Source records:
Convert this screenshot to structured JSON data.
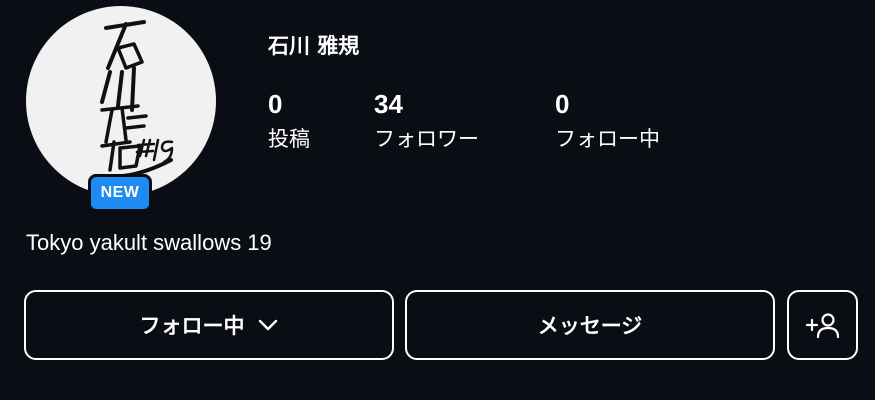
{
  "profile": {
    "username": "石川 雅規",
    "badge": "NEW",
    "avatar_signature": "石川雅規 #19",
    "bio": "Tokyo yakult swallows 19"
  },
  "stats": {
    "posts": {
      "value": "0",
      "label": "投稿"
    },
    "followers": {
      "value": "34",
      "label": "フォロワー"
    },
    "following": {
      "value": "0",
      "label": "フォロー中"
    }
  },
  "actions": {
    "following_label": "フォロー中",
    "following_icon": "chevron-down-icon",
    "message_label": "メッセージ",
    "suggest_icon": "add-person-icon"
  },
  "colors": {
    "background": "#0b0d14",
    "badge": "#1d8bf1",
    "text": "#ffffff"
  }
}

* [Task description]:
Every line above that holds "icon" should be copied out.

* [Answer box]:
    "following_icon": "chevron-down-icon",
    "suggest_icon": "add-person-icon"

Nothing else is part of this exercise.